Write the data below out again, unchanged.

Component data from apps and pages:
○ ○ ○ ○

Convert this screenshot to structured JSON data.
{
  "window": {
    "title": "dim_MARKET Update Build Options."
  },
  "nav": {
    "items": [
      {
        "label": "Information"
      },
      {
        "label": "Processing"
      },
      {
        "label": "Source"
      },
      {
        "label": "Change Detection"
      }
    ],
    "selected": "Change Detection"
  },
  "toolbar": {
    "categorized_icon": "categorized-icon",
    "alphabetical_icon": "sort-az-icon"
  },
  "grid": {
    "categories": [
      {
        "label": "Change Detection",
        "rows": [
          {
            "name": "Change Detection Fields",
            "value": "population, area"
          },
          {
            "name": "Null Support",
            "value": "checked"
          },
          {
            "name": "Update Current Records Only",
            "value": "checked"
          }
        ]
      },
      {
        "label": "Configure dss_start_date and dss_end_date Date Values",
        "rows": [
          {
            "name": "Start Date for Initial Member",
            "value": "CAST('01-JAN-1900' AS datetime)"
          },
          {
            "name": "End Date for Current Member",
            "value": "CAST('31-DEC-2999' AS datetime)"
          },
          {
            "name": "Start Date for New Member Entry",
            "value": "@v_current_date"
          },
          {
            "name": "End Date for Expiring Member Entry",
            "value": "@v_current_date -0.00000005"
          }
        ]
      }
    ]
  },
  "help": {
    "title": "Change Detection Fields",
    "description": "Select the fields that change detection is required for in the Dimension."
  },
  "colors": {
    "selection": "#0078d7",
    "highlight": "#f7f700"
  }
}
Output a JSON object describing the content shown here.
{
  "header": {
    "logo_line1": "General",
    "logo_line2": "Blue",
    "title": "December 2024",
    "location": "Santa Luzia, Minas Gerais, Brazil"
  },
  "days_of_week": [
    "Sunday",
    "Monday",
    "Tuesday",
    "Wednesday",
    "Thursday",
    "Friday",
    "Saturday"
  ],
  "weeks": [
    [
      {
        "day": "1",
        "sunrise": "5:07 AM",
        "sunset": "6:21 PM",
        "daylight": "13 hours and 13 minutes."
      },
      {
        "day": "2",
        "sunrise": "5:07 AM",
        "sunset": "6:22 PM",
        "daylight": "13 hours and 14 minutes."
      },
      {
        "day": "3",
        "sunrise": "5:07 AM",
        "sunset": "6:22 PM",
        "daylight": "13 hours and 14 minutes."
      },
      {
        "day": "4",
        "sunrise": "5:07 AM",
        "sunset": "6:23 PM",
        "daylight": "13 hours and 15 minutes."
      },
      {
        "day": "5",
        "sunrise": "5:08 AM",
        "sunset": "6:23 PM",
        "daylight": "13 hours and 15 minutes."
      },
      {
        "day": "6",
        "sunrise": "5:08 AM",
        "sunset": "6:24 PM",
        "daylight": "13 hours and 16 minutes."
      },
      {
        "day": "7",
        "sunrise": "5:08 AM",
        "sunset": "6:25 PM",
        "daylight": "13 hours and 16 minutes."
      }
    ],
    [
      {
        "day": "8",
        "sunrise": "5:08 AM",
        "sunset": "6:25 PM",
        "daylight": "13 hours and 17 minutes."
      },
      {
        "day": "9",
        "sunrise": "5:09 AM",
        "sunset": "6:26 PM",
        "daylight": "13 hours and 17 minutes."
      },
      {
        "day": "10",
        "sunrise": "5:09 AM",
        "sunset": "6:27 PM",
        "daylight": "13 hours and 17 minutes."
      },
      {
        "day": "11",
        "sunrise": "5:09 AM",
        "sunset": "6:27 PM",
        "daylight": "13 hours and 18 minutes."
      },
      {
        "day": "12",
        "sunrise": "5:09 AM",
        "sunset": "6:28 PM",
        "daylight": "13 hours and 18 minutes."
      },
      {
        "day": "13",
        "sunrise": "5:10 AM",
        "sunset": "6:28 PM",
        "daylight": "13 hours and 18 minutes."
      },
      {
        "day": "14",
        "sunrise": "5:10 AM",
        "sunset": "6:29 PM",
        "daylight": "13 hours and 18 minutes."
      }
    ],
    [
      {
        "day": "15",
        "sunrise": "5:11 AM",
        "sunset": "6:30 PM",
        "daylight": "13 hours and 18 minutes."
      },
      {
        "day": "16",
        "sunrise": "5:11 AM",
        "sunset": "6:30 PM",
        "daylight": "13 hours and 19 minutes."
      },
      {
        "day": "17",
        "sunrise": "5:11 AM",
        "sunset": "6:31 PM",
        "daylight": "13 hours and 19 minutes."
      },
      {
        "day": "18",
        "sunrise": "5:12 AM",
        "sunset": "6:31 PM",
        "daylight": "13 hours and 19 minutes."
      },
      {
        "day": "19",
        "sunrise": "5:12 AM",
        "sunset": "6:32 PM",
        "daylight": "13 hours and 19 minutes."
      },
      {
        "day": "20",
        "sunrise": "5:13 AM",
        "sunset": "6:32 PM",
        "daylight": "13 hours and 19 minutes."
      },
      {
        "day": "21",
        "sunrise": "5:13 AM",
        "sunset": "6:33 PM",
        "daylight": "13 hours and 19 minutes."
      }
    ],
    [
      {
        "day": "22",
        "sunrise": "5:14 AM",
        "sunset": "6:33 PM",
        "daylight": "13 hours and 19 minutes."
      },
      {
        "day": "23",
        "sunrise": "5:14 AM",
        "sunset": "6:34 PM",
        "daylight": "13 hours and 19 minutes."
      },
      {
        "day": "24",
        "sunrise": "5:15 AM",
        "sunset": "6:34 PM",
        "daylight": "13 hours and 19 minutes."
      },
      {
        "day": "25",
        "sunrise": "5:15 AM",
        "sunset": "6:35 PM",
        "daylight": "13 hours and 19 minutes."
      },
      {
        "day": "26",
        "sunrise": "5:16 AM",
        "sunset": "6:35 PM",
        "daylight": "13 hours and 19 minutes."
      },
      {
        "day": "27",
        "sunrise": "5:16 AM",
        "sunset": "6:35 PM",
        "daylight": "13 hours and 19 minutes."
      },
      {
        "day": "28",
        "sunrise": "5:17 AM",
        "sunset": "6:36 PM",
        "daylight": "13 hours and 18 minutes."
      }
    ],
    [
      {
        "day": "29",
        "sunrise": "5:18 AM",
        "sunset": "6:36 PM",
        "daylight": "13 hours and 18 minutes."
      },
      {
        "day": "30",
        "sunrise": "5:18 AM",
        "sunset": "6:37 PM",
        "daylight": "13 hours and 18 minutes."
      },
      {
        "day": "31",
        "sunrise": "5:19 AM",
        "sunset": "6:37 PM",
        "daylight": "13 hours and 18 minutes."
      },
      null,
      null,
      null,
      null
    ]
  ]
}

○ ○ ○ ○

▸ REPLY TO THE EXERCISE:
Convert this screenshot to structured JSON data.
{
  "window": {
    "title": "dim_MARKET Update Build Options."
  },
  "nav": {
    "items": [
      {
        "label": "Information"
      },
      {
        "label": "Processing"
      },
      {
        "label": "Source"
      },
      {
        "label": "Change Detection"
      }
    ],
    "selected": "Change Detection"
  },
  "toolbar": {
    "categorized_icon": "categorized-icon",
    "alphabetical_icon": "sort-az-icon"
  },
  "grid": {
    "categories": [
      {
        "label": "Change Detection",
        "rows": [
          {
            "name": "Change Detection Fields",
            "value": "population, area"
          },
          {
            "name": "Null Support",
            "value": "checked"
          },
          {
            "name": "Update Current Records Only",
            "value": "checked"
          }
        ]
      },
      {
        "label": "Configure dss_start_date and dss_end_date Date Values",
        "rows": [
          {
            "name": "Start Date for Initial Member",
            "value": "CAST('01-JAN-1900' AS datetime)"
          },
          {
            "name": "End Date for Current Member",
            "value": "CAST('31-DEC-2999' AS datetime)"
          },
          {
            "name": "Start Date for New Member Entry",
            "value": "@v_current_date"
          },
          {
            "name": "End Date for Expiring Member Entry",
            "value": "@v_current_date -0.00000005"
          }
        ]
      }
    ]
  },
  "help": {
    "title": "Change Detection Fields",
    "description": "Select the fields that change detection is required for in the Dimension."
  },
  "colors": {
    "selection": "#0078d7",
    "highlight": "#f7f700"
  }
}
Output a JSON object describing the content shown here.
{
  "header": {
    "logo_line1": "General",
    "logo_line2": "Blue",
    "title": "December 2024",
    "location": "Santa Luzia, Minas Gerais, Brazil"
  },
  "days_of_week": [
    "Sunday",
    "Monday",
    "Tuesday",
    "Wednesday",
    "Thursday",
    "Friday",
    "Saturday"
  ],
  "weeks": [
    [
      {
        "day": "1",
        "sunrise": "5:07 AM",
        "sunset": "6:21 PM",
        "daylight": "13 hours and 13 minutes."
      },
      {
        "day": "2",
        "sunrise": "5:07 AM",
        "sunset": "6:22 PM",
        "daylight": "13 hours and 14 minutes."
      },
      {
        "day": "3",
        "sunrise": "5:07 AM",
        "sunset": "6:22 PM",
        "daylight": "13 hours and 14 minutes."
      },
      {
        "day": "4",
        "sunrise": "5:07 AM",
        "sunset": "6:23 PM",
        "daylight": "13 hours and 15 minutes."
      },
      {
        "day": "5",
        "sunrise": "5:08 AM",
        "sunset": "6:23 PM",
        "daylight": "13 hours and 15 minutes."
      },
      {
        "day": "6",
        "sunrise": "5:08 AM",
        "sunset": "6:24 PM",
        "daylight": "13 hours and 16 minutes."
      },
      {
        "day": "7",
        "sunrise": "5:08 AM",
        "sunset": "6:25 PM",
        "daylight": "13 hours and 16 minutes."
      }
    ],
    [
      {
        "day": "8",
        "sunrise": "5:08 AM",
        "sunset": "6:25 PM",
        "daylight": "13 hours and 17 minutes."
      },
      {
        "day": "9",
        "sunrise": "5:09 AM",
        "sunset": "6:26 PM",
        "daylight": "13 hours and 17 minutes."
      },
      {
        "day": "10",
        "sunrise": "5:09 AM",
        "sunset": "6:27 PM",
        "daylight": "13 hours and 17 minutes."
      },
      {
        "day": "11",
        "sunrise": "5:09 AM",
        "sunset": "6:27 PM",
        "daylight": "13 hours and 18 minutes."
      },
      {
        "day": "12",
        "sunrise": "5:09 AM",
        "sunset": "6:28 PM",
        "daylight": "13 hours and 18 minutes."
      },
      {
        "day": "13",
        "sunrise": "5:10 AM",
        "sunset": "6:28 PM",
        "daylight": "13 hours and 18 minutes."
      },
      {
        "day": "14",
        "sunrise": "5:10 AM",
        "sunset": "6:29 PM",
        "daylight": "13 hours and 18 minutes."
      }
    ],
    [
      {
        "day": "15",
        "sunrise": "5:11 AM",
        "sunset": "6:30 PM",
        "daylight": "13 hours and 18 minutes."
      },
      {
        "day": "16",
        "sunrise": "5:11 AM",
        "sunset": "6:30 PM",
        "daylight": "13 hours and 19 minutes."
      },
      {
        "day": "17",
        "sunrise": "5:11 AM",
        "sunset": "6:31 PM",
        "daylight": "13 hours and 19 minutes."
      },
      {
        "day": "18",
        "sunrise": "5:12 AM",
        "sunset": "6:31 PM",
        "daylight": "13 hours and 19 minutes."
      },
      {
        "day": "19",
        "sunrise": "5:12 AM",
        "sunset": "6:32 PM",
        "daylight": "13 hours and 19 minutes."
      },
      {
        "day": "20",
        "sunrise": "5:13 AM",
        "sunset": "6:32 PM",
        "daylight": "13 hours and 19 minutes."
      },
      {
        "day": "21",
        "sunrise": "5:13 AM",
        "sunset": "6:33 PM",
        "daylight": "13 hours and 19 minutes."
      }
    ],
    [
      {
        "day": "22",
        "sunrise": "5:14 AM",
        "sunset": "6:33 PM",
        "daylight": "13 hours and 19 minutes."
      },
      {
        "day": "23",
        "sunrise": "5:14 AM",
        "sunset": "6:34 PM",
        "daylight": "13 hours and 19 minutes."
      },
      {
        "day": "24",
        "sunrise": "5:15 AM",
        "sunset": "6:34 PM",
        "daylight": "13 hours and 19 minutes."
      },
      {
        "day": "25",
        "sunrise": "5:15 AM",
        "sunset": "6:35 PM",
        "daylight": "13 hours and 19 minutes."
      },
      {
        "day": "26",
        "sunrise": "5:16 AM",
        "sunset": "6:35 PM",
        "daylight": "13 hours and 19 minutes."
      },
      {
        "day": "27",
        "sunrise": "5:16 AM",
        "sunset": "6:35 PM",
        "daylight": "13 hours and 19 minutes."
      },
      {
        "day": "28",
        "sunrise": "5:17 AM",
        "sunset": "6:36 PM",
        "daylight": "13 hours and 18 minutes."
      }
    ],
    [
      {
        "day": "29",
        "sunrise": "5:18 AM",
        "sunset": "6:36 PM",
        "daylight": "13 hours and 18 minutes."
      },
      {
        "day": "30",
        "sunrise": "5:18 AM",
        "sunset": "6:37 PM",
        "daylight": "13 hours and 18 minutes."
      },
      {
        "day": "31",
        "sunrise": "5:19 AM",
        "sunset": "6:37 PM",
        "daylight": "13 hours and 18 minutes."
      },
      null,
      null,
      null,
      null
    ]
  ]
}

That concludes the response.